App and web page records:

= = =

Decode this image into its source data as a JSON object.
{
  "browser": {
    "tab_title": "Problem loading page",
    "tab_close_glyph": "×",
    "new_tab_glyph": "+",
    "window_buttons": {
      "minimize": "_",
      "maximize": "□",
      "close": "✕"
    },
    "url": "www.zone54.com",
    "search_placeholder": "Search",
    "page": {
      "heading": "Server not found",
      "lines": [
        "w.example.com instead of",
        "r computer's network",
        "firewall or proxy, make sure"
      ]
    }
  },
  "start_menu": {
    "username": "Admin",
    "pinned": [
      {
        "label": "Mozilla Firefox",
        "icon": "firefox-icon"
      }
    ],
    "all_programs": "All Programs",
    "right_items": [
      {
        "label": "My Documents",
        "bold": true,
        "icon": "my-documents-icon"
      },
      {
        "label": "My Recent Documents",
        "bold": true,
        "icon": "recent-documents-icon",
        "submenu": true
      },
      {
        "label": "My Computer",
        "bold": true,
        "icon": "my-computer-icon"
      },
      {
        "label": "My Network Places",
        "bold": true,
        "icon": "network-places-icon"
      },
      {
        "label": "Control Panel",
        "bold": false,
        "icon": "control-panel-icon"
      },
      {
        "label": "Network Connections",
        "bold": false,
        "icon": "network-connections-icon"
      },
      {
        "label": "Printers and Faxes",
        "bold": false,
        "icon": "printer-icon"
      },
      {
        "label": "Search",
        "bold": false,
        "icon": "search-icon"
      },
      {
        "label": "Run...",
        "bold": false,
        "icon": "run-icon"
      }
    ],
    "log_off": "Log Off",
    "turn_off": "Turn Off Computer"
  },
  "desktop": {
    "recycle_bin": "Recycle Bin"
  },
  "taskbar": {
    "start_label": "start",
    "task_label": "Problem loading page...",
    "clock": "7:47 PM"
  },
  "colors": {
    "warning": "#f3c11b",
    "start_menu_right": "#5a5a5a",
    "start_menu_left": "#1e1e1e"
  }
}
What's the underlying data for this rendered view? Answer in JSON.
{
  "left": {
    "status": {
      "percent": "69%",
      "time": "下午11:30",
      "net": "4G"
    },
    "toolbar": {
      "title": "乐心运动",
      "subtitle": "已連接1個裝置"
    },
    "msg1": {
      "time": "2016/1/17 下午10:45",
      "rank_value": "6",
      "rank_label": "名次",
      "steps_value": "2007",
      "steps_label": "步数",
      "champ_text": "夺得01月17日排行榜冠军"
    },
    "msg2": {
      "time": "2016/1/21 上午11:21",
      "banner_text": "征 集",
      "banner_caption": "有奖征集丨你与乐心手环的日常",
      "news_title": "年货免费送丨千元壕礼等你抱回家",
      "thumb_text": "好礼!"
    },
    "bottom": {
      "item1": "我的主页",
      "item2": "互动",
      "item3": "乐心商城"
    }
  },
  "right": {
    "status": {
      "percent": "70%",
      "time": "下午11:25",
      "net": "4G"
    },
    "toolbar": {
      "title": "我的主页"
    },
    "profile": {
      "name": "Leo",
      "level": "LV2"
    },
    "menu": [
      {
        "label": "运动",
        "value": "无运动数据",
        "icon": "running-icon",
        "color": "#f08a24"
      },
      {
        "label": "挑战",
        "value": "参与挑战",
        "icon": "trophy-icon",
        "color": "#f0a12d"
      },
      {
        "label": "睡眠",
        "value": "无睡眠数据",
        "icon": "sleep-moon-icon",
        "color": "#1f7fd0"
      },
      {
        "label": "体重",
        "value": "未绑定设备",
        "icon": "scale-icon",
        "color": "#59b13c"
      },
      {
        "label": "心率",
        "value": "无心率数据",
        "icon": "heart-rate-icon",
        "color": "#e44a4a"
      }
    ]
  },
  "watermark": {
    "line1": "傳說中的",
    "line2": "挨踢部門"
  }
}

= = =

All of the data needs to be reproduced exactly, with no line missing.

Output:
Decode this image into its source data as a JSON object.
{
  "browser": {
    "tab_title": "Problem loading page",
    "tab_close_glyph": "×",
    "new_tab_glyph": "+",
    "window_buttons": {
      "minimize": "_",
      "maximize": "□",
      "close": "✕"
    },
    "url": "www.zone54.com",
    "search_placeholder": "Search",
    "page": {
      "heading": "Server not found",
      "lines": [
        "w.example.com instead of",
        "r computer's network",
        "firewall or proxy, make sure"
      ]
    }
  },
  "start_menu": {
    "username": "Admin",
    "pinned": [
      {
        "label": "Mozilla Firefox",
        "icon": "firefox-icon"
      }
    ],
    "all_programs": "All Programs",
    "right_items": [
      {
        "label": "My Documents",
        "bold": true,
        "icon": "my-documents-icon"
      },
      {
        "label": "My Recent Documents",
        "bold": true,
        "icon": "recent-documents-icon",
        "submenu": true
      },
      {
        "label": "My Computer",
        "bold": true,
        "icon": "my-computer-icon"
      },
      {
        "label": "My Network Places",
        "bold": true,
        "icon": "network-places-icon"
      },
      {
        "label": "Control Panel",
        "bold": false,
        "icon": "control-panel-icon"
      },
      {
        "label": "Network Connections",
        "bold": false,
        "icon": "network-connections-icon"
      },
      {
        "label": "Printers and Faxes",
        "bold": false,
        "icon": "printer-icon"
      },
      {
        "label": "Search",
        "bold": false,
        "icon": "search-icon"
      },
      {
        "label": "Run...",
        "bold": false,
        "icon": "run-icon"
      }
    ],
    "log_off": "Log Off",
    "turn_off": "Turn Off Computer"
  },
  "desktop": {
    "recycle_bin": "Recycle Bin"
  },
  "taskbar": {
    "start_label": "start",
    "task_label": "Problem loading page...",
    "clock": "7:47 PM"
  },
  "colors": {
    "warning": "#f3c11b",
    "start_menu_right": "#5a5a5a",
    "start_menu_left": "#1e1e1e"
  }
}
What's the underlying data for this rendered view? Answer in JSON.
{
  "left": {
    "status": {
      "percent": "69%",
      "time": "下午11:30",
      "net": "4G"
    },
    "toolbar": {
      "title": "乐心运动",
      "subtitle": "已連接1個裝置"
    },
    "msg1": {
      "time": "2016/1/17 下午10:45",
      "rank_value": "6",
      "rank_label": "名次",
      "steps_value": "2007",
      "steps_label": "步数",
      "champ_text": "夺得01月17日排行榜冠军"
    },
    "msg2": {
      "time": "2016/1/21 上午11:21",
      "banner_text": "征 集",
      "banner_caption": "有奖征集丨你与乐心手环的日常",
      "news_title": "年货免费送丨千元壕礼等你抱回家",
      "thumb_text": "好礼!"
    },
    "bottom": {
      "item1": "我的主页",
      "item2": "互动",
      "item3": "乐心商城"
    }
  },
  "right": {
    "status": {
      "percent": "70%",
      "time": "下午11:25",
      "net": "4G"
    },
    "toolbar": {
      "title": "我的主页"
    },
    "profile": {
      "name": "Leo",
      "level": "LV2"
    },
    "menu": [
      {
        "label": "运动",
        "value": "无运动数据",
        "icon": "running-icon",
        "color": "#f08a24"
      },
      {
        "label": "挑战",
        "value": "参与挑战",
        "icon": "trophy-icon",
        "color": "#f0a12d"
      },
      {
        "label": "睡眠",
        "value": "无睡眠数据",
        "icon": "sleep-moon-icon",
        "color": "#1f7fd0"
      },
      {
        "label": "体重",
        "value": "未绑定设备",
        "icon": "scale-icon",
        "color": "#59b13c"
      },
      {
        "label": "心率",
        "value": "无心率数据",
        "icon": "heart-rate-icon",
        "color": "#e44a4a"
      }
    ]
  },
  "watermark": {
    "line1": "傳說中的",
    "line2": "挨踢部門"
  }
}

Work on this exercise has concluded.